▶ **Task instructions**
What is wanted is the full listing, word for word, without its pictures.

▶ **Data section**
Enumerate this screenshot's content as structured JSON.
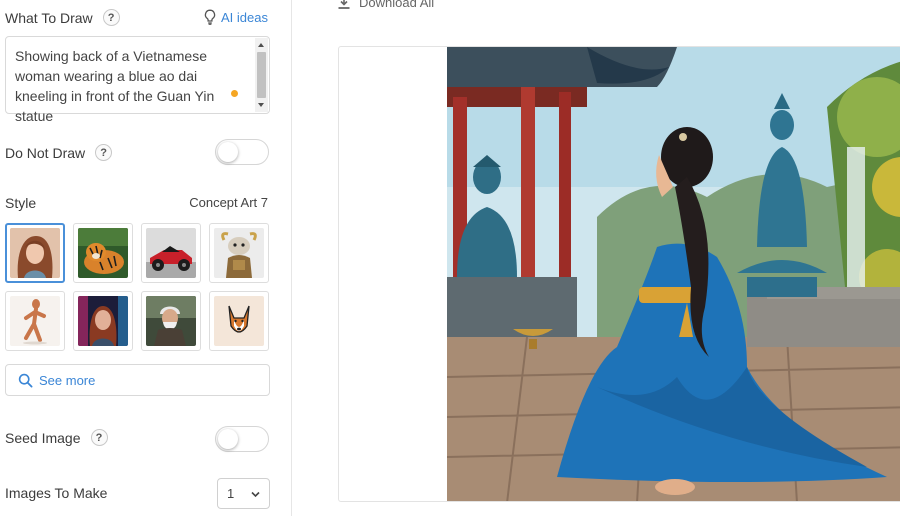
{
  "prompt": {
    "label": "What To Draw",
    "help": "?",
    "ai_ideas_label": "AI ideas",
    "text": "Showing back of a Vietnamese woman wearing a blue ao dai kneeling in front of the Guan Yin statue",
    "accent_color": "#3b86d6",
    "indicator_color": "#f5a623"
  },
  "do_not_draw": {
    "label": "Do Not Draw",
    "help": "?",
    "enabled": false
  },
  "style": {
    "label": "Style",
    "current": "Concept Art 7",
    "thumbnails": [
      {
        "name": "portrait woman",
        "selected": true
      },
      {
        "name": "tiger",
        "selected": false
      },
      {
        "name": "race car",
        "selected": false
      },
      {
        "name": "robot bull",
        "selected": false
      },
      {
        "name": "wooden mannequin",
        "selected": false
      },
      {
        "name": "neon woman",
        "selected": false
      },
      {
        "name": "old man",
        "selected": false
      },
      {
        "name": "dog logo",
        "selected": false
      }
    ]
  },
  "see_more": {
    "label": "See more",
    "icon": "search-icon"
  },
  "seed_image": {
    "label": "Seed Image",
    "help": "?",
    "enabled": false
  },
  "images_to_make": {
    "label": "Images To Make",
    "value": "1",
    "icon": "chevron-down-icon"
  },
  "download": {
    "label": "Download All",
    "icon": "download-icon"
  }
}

▶ **Exercise solution**
Enumerate this screenshot's content as structured JSON.
{
  "prompt": {
    "label": "What To Draw",
    "help": "?",
    "ai_ideas_label": "AI ideas",
    "text": "Showing back of a Vietnamese woman wearing a blue ao dai kneeling in front of the Guan Yin statue",
    "accent_color": "#3b86d6",
    "indicator_color": "#f5a623"
  },
  "do_not_draw": {
    "label": "Do Not Draw",
    "help": "?",
    "enabled": false
  },
  "style": {
    "label": "Style",
    "current": "Concept Art 7",
    "thumbnails": [
      {
        "name": "portrait woman",
        "selected": true
      },
      {
        "name": "tiger",
        "selected": false
      },
      {
        "name": "race car",
        "selected": false
      },
      {
        "name": "robot bull",
        "selected": false
      },
      {
        "name": "wooden mannequin",
        "selected": false
      },
      {
        "name": "neon woman",
        "selected": false
      },
      {
        "name": "old man",
        "selected": false
      },
      {
        "name": "dog logo",
        "selected": false
      }
    ]
  },
  "see_more": {
    "label": "See more",
    "icon": "search-icon"
  },
  "seed_image": {
    "label": "Seed Image",
    "help": "?",
    "enabled": false
  },
  "images_to_make": {
    "label": "Images To Make",
    "value": "1",
    "icon": "chevron-down-icon"
  },
  "download": {
    "label": "Download All",
    "icon": "download-icon"
  }
}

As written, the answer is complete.